Djokovic did just that on the red clay of the Philippe Chatrier court at the French Open, where Nadal has won a staggering 14 times. A silver statue of the Spanish champion whipping his forehand stands just a few hundred yards away.
Djokovic’s journey was anything but smooth. It was a period of one self-inflicted crisis after another, epic on-court battles with Nadal and Federer, early and mid-career fallow periods, sometimes due to injuries and sometimes to not give up qualification. It was full of times when I was forced to miss a tournament. his principle. His most seemingly impossible task was to win the hearts and minds of tennis fans that long ago promised him the first two of the so-called Big Three.
Then there was the simple problem of mathematics. At the end of 2010, when Djokovic was 23 years old and five years after his first major appearance, Federer had already won 16 Grand Slam titles, second only to Djokovic’s one. rice field. The idea that Djokovic might one day catch Federer, or even a nine-card Nadal, would have been ludicrous.
But as 2011 dawned, Djokovic took the sport by storm, winning the Australian Open, US Open and Wimbledon that year. He went on a 41-game winning streak, 10-1 against Federer and Nadal. Tennis has changed like never before.
No one can explain what happened since then. Experimenting with a new strict gluten-free diet, no alcohol, and spending time in a pressurized egg-shaped room all paid off in the process. The same goes for the stretching and gymnastics habits that have turned Djokovic into a racket-wielding rubber band, likely helping to keep injuries at bay.
Djokovic said the chip on his shoulder, which he carried since childhood during the Serbian War, was not damaged.
Djokovic’s current coach, Croatian Goran Ivanisevic, said Djokovic had a Balkan fighting spirit in his DNA that could not be matched by anyone from outside the region.
Former German champion Boris Becker, who coached Djokovic for three years, says he punished himself for indiscretions that neither Djokovic nor Becker elaborated on during Djokovic’s losing streak in Grand Slam finals. rice field. Becker said Djokovic had learned to forgive himself and when he could do that, he was liberated and started winning without giving up.
The numbers after that ignore simple explanations. With Sunday’s victory, Djokovic regained the top spot in the world rankings for his record 388th week. In addition to his Grand Slam tournament title record, he also holds the Masters 1000 title record. Just in case some Nadal or Federer fans want to accuse him of being just an editor, Djokovic has a winning record against both Nadal and Federer. .
Ruud, 24, is a stable and determined Norwegian who has played in his third Grand Slam final in 13 months, and his desire to turn Sunday into something other than a coronation is typical of Djokovic. Gone at the end of the first set fight that ended. .
“It’s hard to explain how good I am,” Ruud told his rivals after the game.
Former world No. 1 Andy Roddick famously said of Djokovic, “First he wants his legs, then he wants his soul.”
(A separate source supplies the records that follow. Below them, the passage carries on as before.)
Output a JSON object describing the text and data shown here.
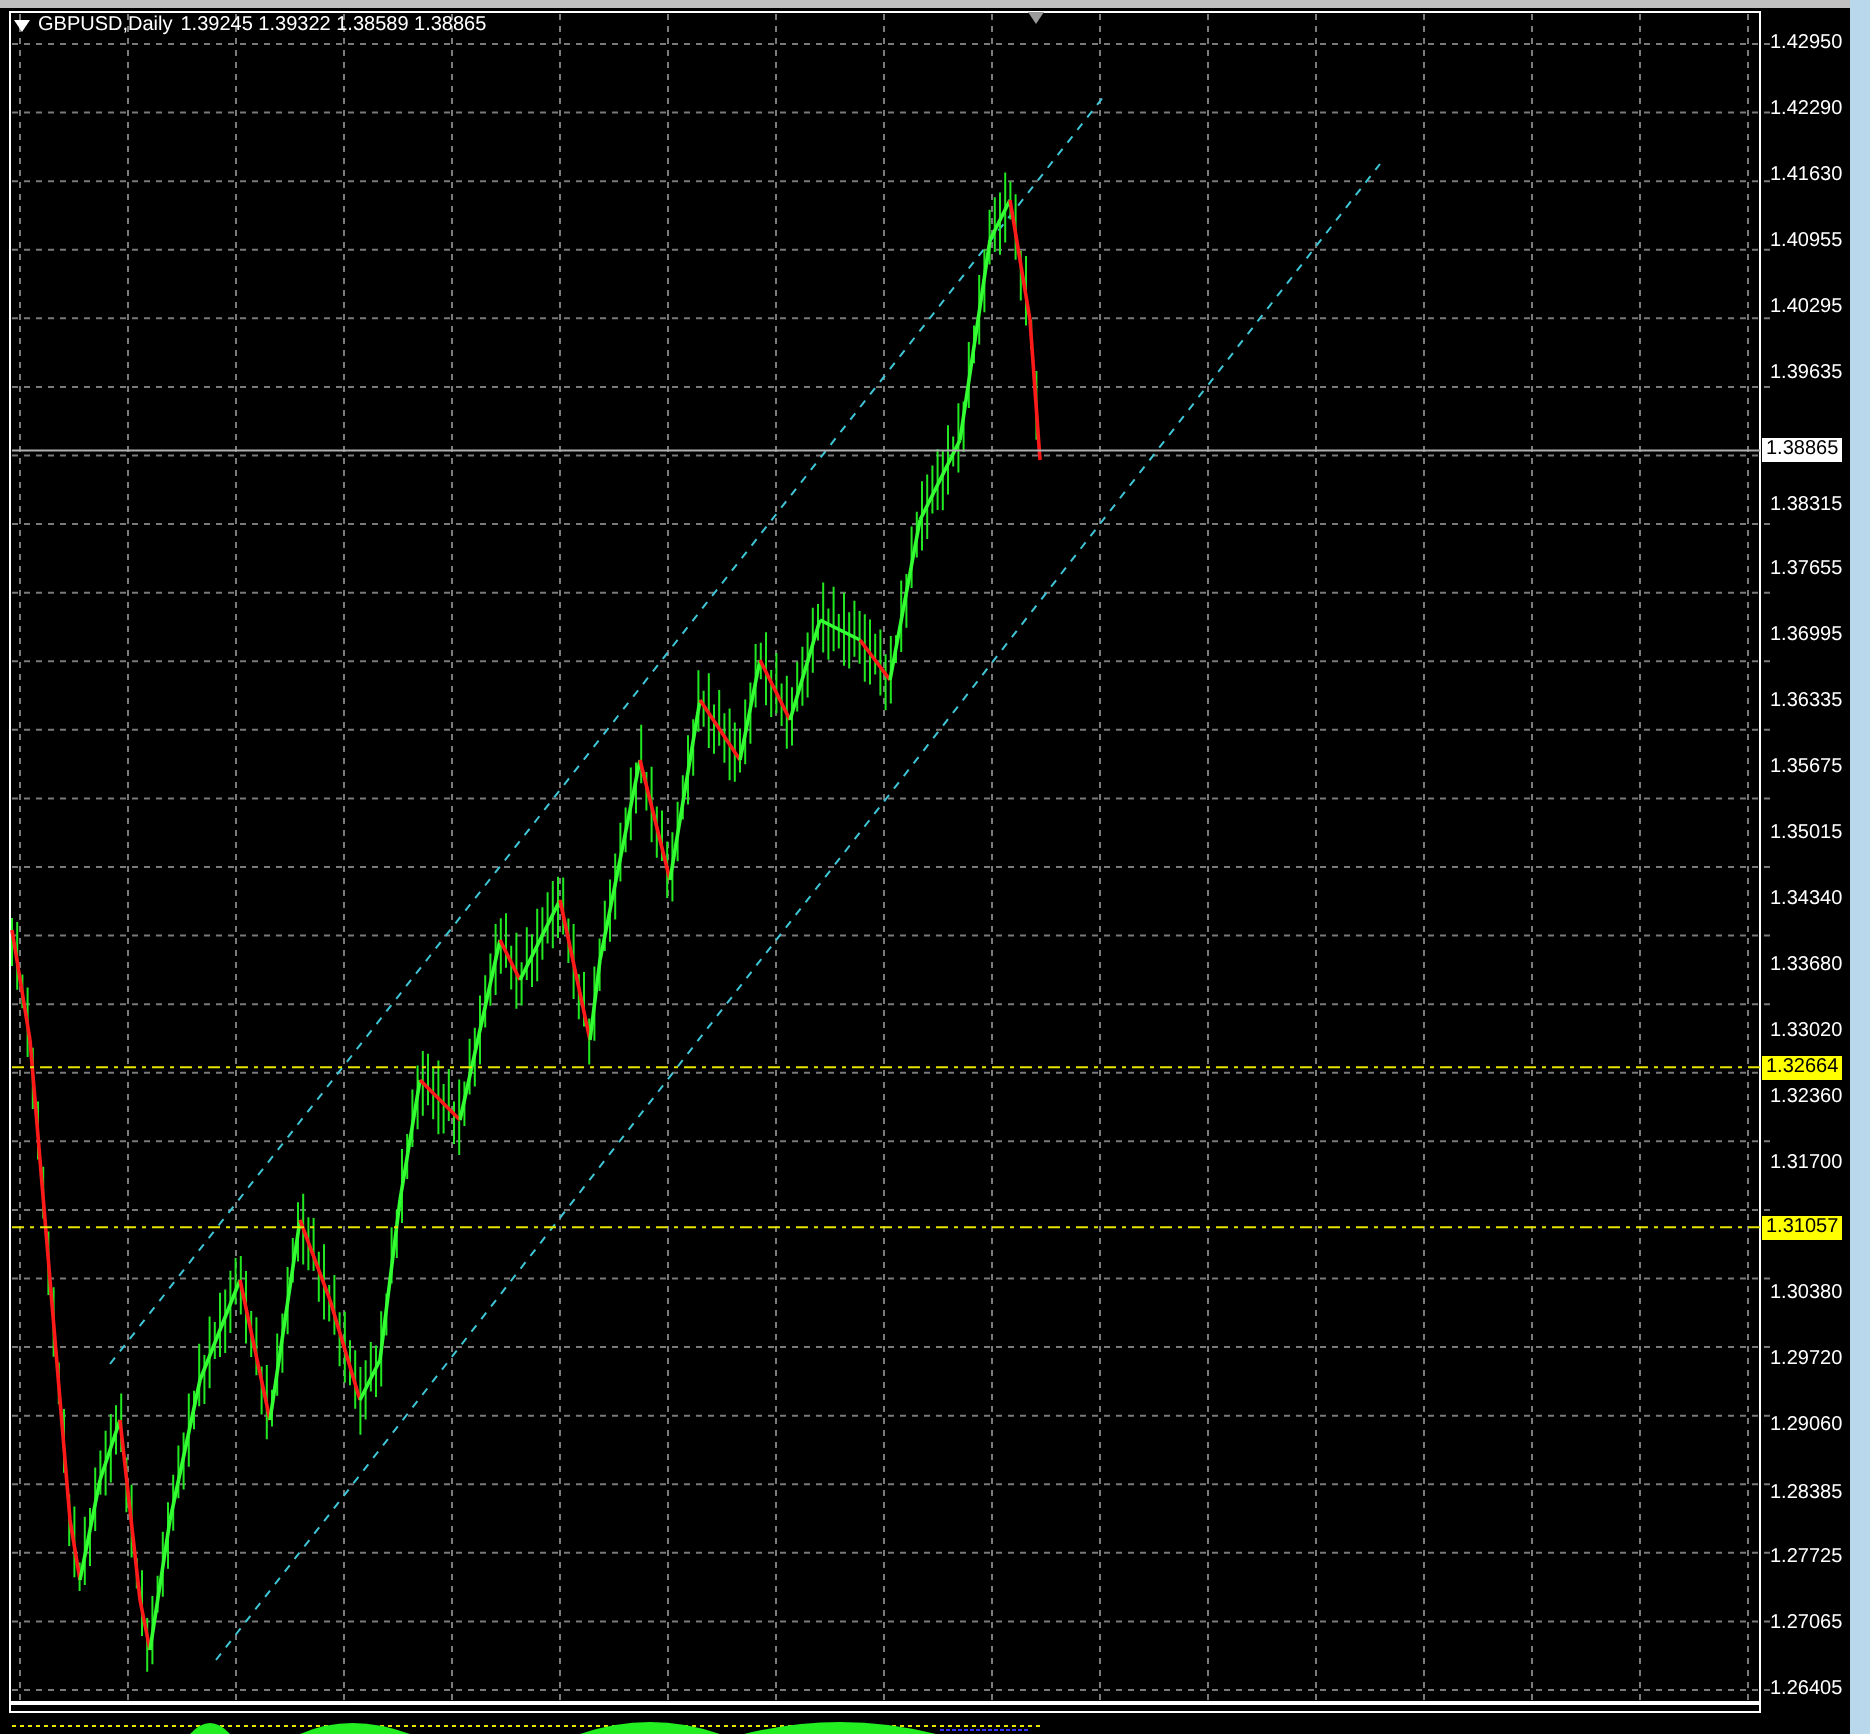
{
  "chart_header": {
    "symbol": "GBPUSD,Daily",
    "ohlc": "1.39245 1.39322 1.38589 1.38865"
  },
  "price_axis": {
    "labels": [
      "1.42950",
      "1.42290",
      "1.41630",
      "1.40955",
      "1.40295",
      "1.39635",
      "1.38315",
      "1.37655",
      "1.36995",
      "1.36335",
      "1.35675",
      "1.35015",
      "1.34340",
      "1.33680",
      "1.33020",
      "1.32360",
      "1.31700",
      "1.30380",
      "1.29720",
      "1.29060",
      "1.28385",
      "1.27725",
      "1.27065",
      "1.26405"
    ]
  },
  "bid_marker": {
    "price": "1.38865"
  },
  "price_levels": [
    {
      "price": "1.32664"
    },
    {
      "price": "1.31057"
    }
  ]
}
It was about what Djokovic did to Ruud early Sunday morning on his way to history.
History tells us that Ruud needs to win the first set if he has any chance of winning. He’s played hundreds of Grand Slam matches over the years, but has lost just five times since Djokovic won the first set.
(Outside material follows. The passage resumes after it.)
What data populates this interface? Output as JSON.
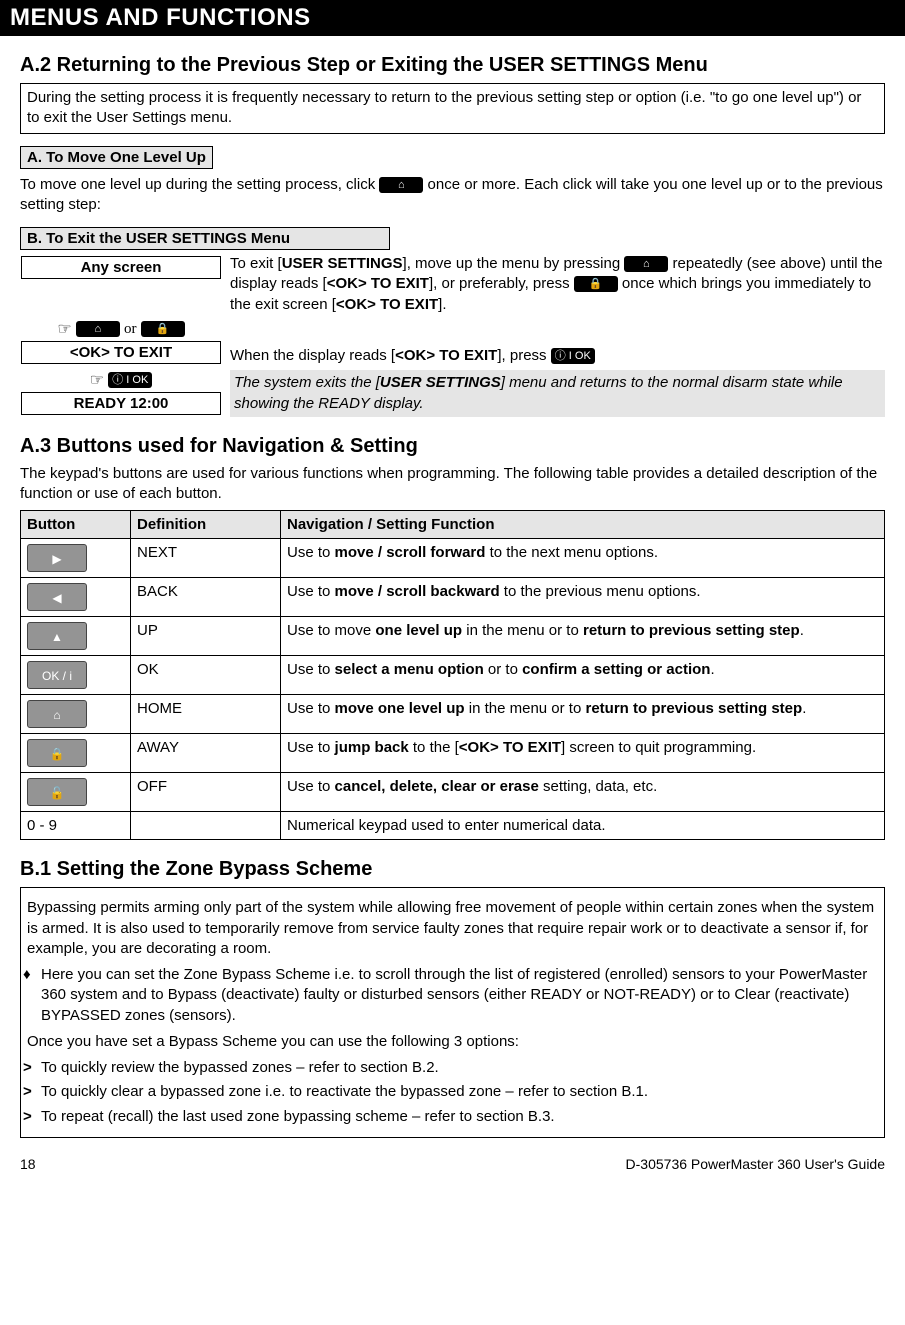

Ruud broke Djokovic’s serve to start the match, and as Djokovic played a shaky first game, negating overheads and pushing forehands and backhands out of the court, Ruud was almost error-free and seemingly 100 points behind. Played dangerous tennis and marked the best moments. of his career.
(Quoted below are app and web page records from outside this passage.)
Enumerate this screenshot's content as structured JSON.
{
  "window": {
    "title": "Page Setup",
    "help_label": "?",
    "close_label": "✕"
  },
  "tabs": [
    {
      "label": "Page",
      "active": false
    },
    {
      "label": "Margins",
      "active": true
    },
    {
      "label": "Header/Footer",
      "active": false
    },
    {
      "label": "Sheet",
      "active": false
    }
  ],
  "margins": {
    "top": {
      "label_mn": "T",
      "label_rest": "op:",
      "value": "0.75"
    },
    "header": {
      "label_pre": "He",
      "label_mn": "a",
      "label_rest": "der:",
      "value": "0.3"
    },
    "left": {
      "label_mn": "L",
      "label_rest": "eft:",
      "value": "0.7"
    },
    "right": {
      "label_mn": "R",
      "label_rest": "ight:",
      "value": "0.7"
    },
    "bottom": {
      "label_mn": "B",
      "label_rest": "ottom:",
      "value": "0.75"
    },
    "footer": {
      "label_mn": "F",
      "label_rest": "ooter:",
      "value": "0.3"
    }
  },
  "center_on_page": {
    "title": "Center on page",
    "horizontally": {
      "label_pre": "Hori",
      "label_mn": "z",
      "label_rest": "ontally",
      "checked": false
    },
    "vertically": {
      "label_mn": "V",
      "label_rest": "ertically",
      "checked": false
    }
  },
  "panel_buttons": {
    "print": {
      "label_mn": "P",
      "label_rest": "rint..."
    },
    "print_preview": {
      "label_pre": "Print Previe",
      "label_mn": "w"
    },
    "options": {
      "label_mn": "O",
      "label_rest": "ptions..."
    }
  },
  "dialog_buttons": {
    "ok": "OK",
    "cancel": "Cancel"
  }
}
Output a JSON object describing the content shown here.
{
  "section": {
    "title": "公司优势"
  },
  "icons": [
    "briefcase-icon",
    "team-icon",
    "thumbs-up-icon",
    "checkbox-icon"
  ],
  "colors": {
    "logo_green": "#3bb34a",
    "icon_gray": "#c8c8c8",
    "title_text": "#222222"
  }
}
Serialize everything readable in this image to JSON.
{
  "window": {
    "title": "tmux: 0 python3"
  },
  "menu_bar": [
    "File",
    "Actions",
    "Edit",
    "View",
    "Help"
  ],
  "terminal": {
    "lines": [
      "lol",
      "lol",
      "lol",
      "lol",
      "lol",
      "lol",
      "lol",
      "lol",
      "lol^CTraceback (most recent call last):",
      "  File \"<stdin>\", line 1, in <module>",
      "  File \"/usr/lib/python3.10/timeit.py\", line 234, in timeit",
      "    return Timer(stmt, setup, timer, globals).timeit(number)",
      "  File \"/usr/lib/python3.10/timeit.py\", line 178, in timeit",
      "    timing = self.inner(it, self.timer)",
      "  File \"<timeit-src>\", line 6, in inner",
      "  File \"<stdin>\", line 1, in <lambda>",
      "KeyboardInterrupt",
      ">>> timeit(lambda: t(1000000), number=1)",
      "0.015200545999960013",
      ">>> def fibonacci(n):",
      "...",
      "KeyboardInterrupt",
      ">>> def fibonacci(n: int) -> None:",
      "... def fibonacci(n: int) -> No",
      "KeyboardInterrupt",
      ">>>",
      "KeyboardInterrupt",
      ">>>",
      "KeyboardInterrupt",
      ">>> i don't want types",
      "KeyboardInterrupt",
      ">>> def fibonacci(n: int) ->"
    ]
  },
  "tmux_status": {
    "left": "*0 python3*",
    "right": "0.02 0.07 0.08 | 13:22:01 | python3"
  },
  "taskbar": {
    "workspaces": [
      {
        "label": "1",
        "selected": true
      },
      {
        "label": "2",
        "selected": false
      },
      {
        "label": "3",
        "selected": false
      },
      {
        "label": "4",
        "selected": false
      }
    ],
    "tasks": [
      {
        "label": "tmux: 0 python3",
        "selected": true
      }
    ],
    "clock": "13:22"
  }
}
But then came the Djokovic that tennis has known and feared for decades. With Ruud’s serve looming near the finish line in the first set at 4-2, Djokovic indulged in one of the classic hard-hitting rallies, running back and forth from corner to corner to keep points for a long time. rice field. that’s all. The match ended in the usual fashion – an exhausted opponent struggling for oxygen and throwing the ball into the net.
Once again, Ruud was two points away from taking the set with the strength of a back-legged lob. But Djokovic countered his threat by hitting about 12 shots for the next four points.
In most tennis matches, when a set transitions to a tiebreak, the outcome resembles a coin toss. It’s a method that rarely works for Djokovic, for Sunday, and for this tournament as a whole, and on the biggest stage of recent times with a mid-30s dominance.
it’s not an accident. Last week, he said his mind would go into a state of hyper-focus as the tiebreak kicks in, as he uses everything at his disposal to “stay in the present” and play each point on its merits. explained.
He started this match with a lunging forehand winner down the line and finished seven points later with another explosive forehand, but Ruud didn’t even bother to make a run, but that’s the difference. I didn’t think it would produce At the end of the day, Djokovic had played 55 points in the tournament tiebreaker and had yet to commit an unforced error.
For 1 hour and 22 minutes, Ruud has gone head-to-head with Djokovic, matching sprints and shots and shots on shots at long distances, and only rubbery legs and a bruised mind can prove it. was. Ruud was not always like that, but he persisted in his search for scraps, pushed the match to over three hours, and swept the crowd into a rousing third-set wave, chanting “Novak, Novak, lou ou ou udo”. We negotiated. But after the first set it was only a matter of time.
Ruud has lost 11 sets in five matches against Djokovic.
In all this triumphant fog, it can be hard to recall a string of conflicts, even recent ones. Last year, he spent days in Australian detention pending deportation hearings. But 2020 also saw an ugly moment when he accidentally slammed a ball down a linesman’s throat and was banned from the US Open. The following month, Nadal defeated him in straight sets in the postponed French Open final. Djokovic seemed ready for another walk in the wilderness.
Instead, he was one match away from winning all four majors in 2021, beating Nadal at Roland Garros en route.
He already has his first two wins this year. After winning 23 Grand Slams, history still has to be made.